Finally, it is important to bear in mind that the choice of a location to install a system or a set of solar systems, supported by the quality of the solar resource (the solar radiation level seems adequate) should be carefully done, as average values are only a preliminary indication of the potential of that region. The ultimate choice will require detailed measurements at the location itself, to determine its value and principally its temporal variability.

The isoline charts were elaborated by using monthly and annual averages of daily global solar radiation, for the locations available in the data base. Those values were placed on national maps, under a polyconical projection centered at meridian 540 West, prepared on translucent paper at a 1:500,000 scale. Different symbols were used to identify the locations where either pyranometers or bimetallic actinographs were used. The values from estimates using different models (calculations with Angstrom correlation, e.g.) were left aside and used only exceptionally in cases of doubt during the isoline tracing process.

Each one of the 13 transparent maps (1 annual and 12 monthly) were overlaid on the hypsometric map of Brazil, prepared by the Brazilian Institute of Geography and Statistics (IBGE), with 200 m level differences.

The following general criteria were adopted for the preparation of the maps(Tiba el al, 2002):

As a complementary measure, Pluviometric Charts of the Climatological Atlas of South America (OMM, 1975) prepared by the World Meteorological Organization (WMO) and vegetation covering maps of Brazil were used.

The values of the daily, monthly average and annual global solar radiation, were expressed in MJ/m2. As a matter of convention these numbers are located on the isolines, next to the rising values. The value of 2 MJ/m2 was established as the appropriate spacing between successive isolines. In regions where there was no information or where the information was not sufficiently reliable, the isolines were dashed.

The Atlas contains 13 maps for daily monthly and annual average global solar radiation, 13 maps for daily monthly and annual average sunshine hours and two maps including all stations that

provided the information used in the contour maps. Figs. 2 and 3 show the contour maps menu and the annual average of the daily global solar radiation.

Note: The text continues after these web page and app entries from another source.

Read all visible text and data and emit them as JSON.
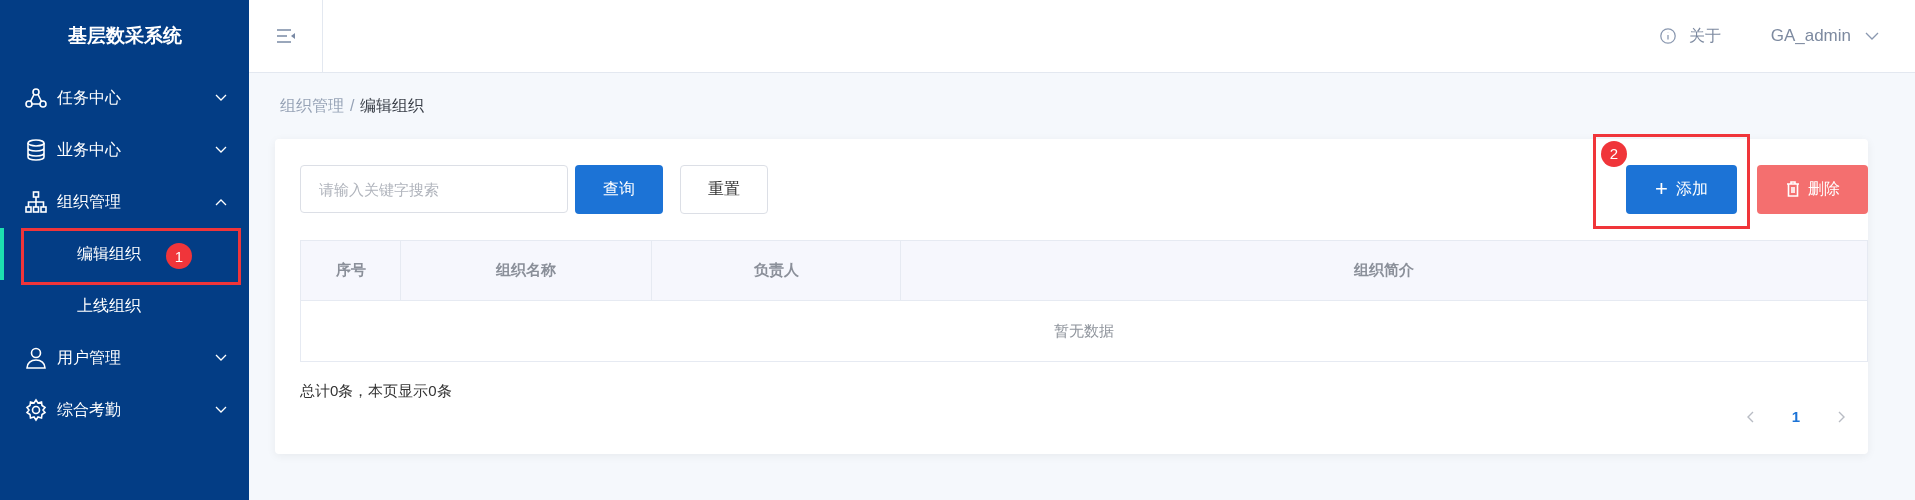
{
  "sidebar": {
    "title": "基层数采系统",
    "items": [
      {
        "label": "任务中心",
        "expanded": false
      },
      {
        "label": "业务中心",
        "expanded": false
      },
      {
        "label": "组织管理",
        "expanded": true,
        "children": [
          {
            "label": "编辑组织",
            "selected": true,
            "annotation": "1"
          },
          {
            "label": "上线组织",
            "selected": false
          }
        ]
      },
      {
        "label": "用户管理",
        "expanded": false
      },
      {
        "label": "综合考勤",
        "expanded": false
      }
    ]
  },
  "header": {
    "about": "关于",
    "user": "GA_admin"
  },
  "breadcrumb": [
    {
      "label": "组织管理",
      "current": false
    },
    {
      "label": "编辑组织",
      "current": true
    }
  ],
  "breadcrumb_separator": "/",
  "toolbar": {
    "search": {
      "placeholder": "请输入关键字搜索"
    },
    "query_button": "查询",
    "reset_button": "重置",
    "add_button": {
      "icon": "+",
      "label": "添加",
      "annotation": "2"
    },
    "delete_button": "删除"
  },
  "table": {
    "columns": [
      "序号",
      "组织名称",
      "负责人",
      "组织简介"
    ],
    "empty_text": "暂无数据"
  },
  "footer": {
    "summary": "总计0条，本页显示0条",
    "pages": [
      {
        "label": "1",
        "selected": true
      }
    ]
  }
}
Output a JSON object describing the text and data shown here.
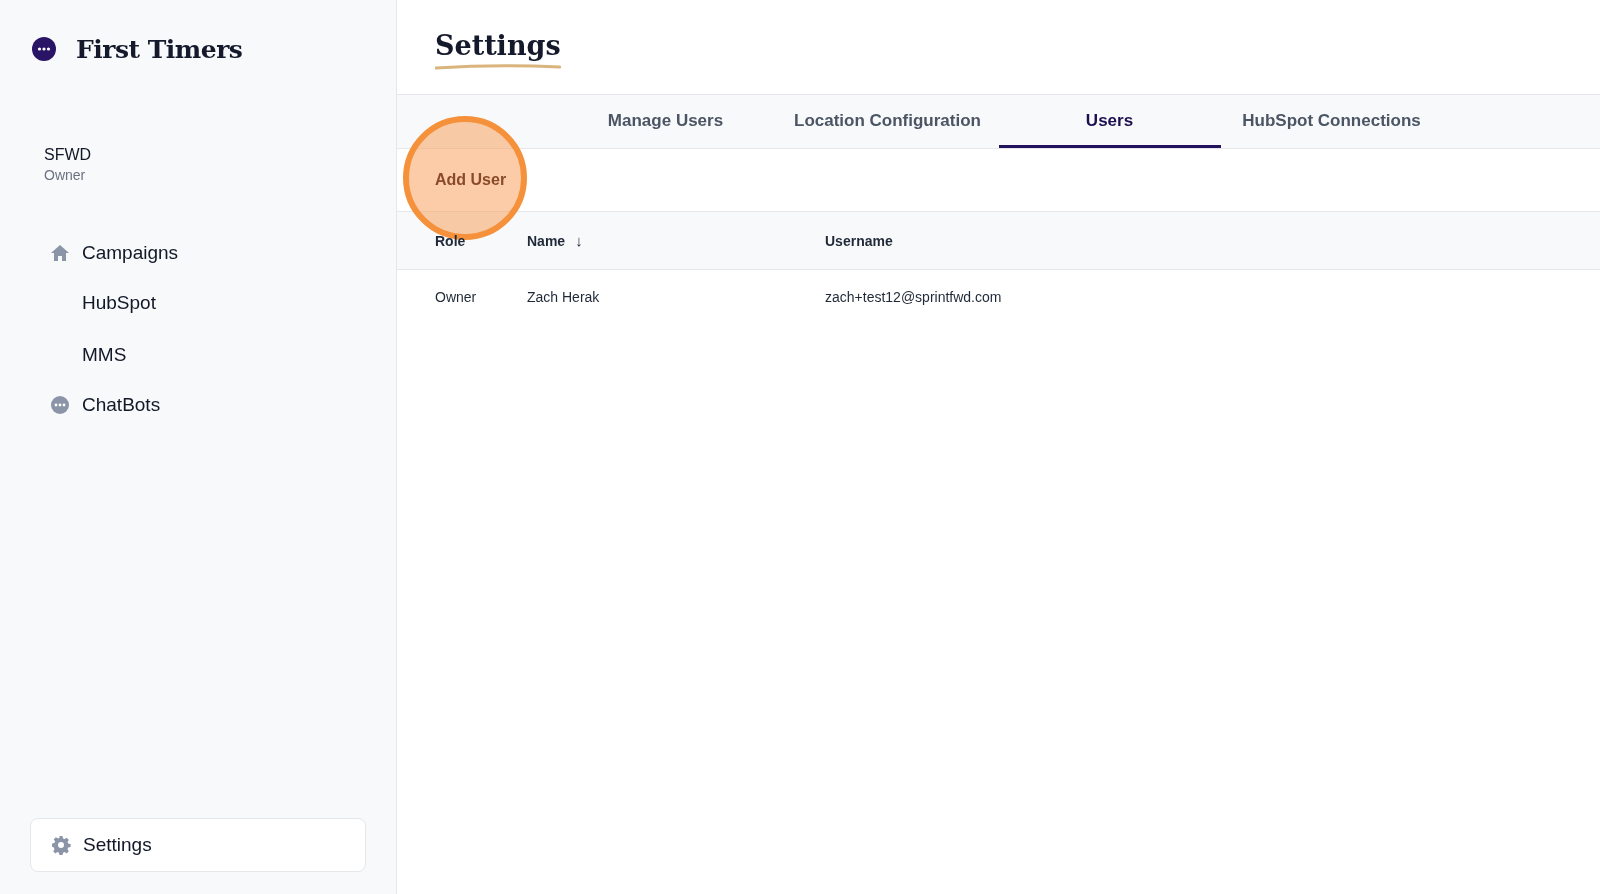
{
  "brand": {
    "name": "First Timers"
  },
  "account": {
    "name": "SFWD",
    "role": "Owner"
  },
  "sidebar": {
    "items": [
      {
        "label": "Campaigns",
        "children": [
          {
            "label": "HubSpot"
          },
          {
            "label": "MMS"
          }
        ]
      },
      {
        "label": "ChatBots"
      }
    ],
    "footer_item": {
      "label": "Settings"
    }
  },
  "page_title": "Settings",
  "tabs": [
    {
      "label": "Manage Users",
      "selected": false
    },
    {
      "label": "Location Configuration",
      "selected": false
    },
    {
      "label": "Users",
      "selected": true
    },
    {
      "label": "HubSpot Connections",
      "selected": false
    }
  ],
  "add_button": "Add User",
  "click_highlight": {
    "kind": "circle"
  },
  "table": {
    "columns": [
      {
        "label": "Role"
      },
      {
        "label": "Name",
        "sort_mark": "↓"
      },
      {
        "label": "Username"
      }
    ],
    "rows": [
      [
        "Owner",
        "Zach Herak",
        "zach+test12@sprintfwd.com"
      ]
    ]
  }
}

The Solar Resource database presents data from 567 stations provided either with heliographs, actinographs or pyranometers. Figure 4 shows the locations in Brazil where daily, monthly averaged, solar radiation records using pyranometers and actinographs were used. On the other hand, the locations where records of sunshine hours using Campbell-Stokes heliographs, are shown on Fig. 5.

To run the database we can use either a "map" or a "station" navigation mode (Fig. 6). In the first mode the available stations can be chosen on the map by mouse clicking. In the second mode any geographical site can be designated with the computer keyboard. Figure 7 is an expanded view of the map navigation mode for the Southwest Region (Região Sudoeste).

Solar radiation data for the city of Recife are displayed in Fig. 8 and a print preview in Fig. 9.


The main features of the algorithm for solar radiation calculation, are:

The required data is a set of 12, monthly average, daily global solar radiation values.



This work was supported by the Centro de Pesquisas em Energia Elétrica (CEPEL-ELETROBRAS), Companhia Hidro-Elétrica do São Francisco (CHESF), XINGÓ PROGRAM and FACEPE-PE.



[1] Tiba, C., Fraidenraich, N., Moskowicz, M., Cavalcanti, E. S. C., Lyra, F. J. M., Nogueira, A M. B. e Grossi Gallegos, H., Atlas Solarimétrico do Brasil, CD ROM, (2002), Editora Universitária da UFPE.

[2] Lyra, F. M., Fraidenraich, N., and Tiba, C. Solarimetry in Brazil - Status and Proposals, Technical Report - GTEF, 73 pp., Recife, 1993.

[3] IBGE (Instituto Brasileiro de Geografia e Estatística), Atlas Nacional do Brasil, sem data.

[4] Organización Meteorológica Mundial, Atlas Climático de América del Sur, Vol. I (J. Hoffmann), O.M.M., UNESCO, Cartographia, Budapest, Hungria, 28 Cartas, 1975.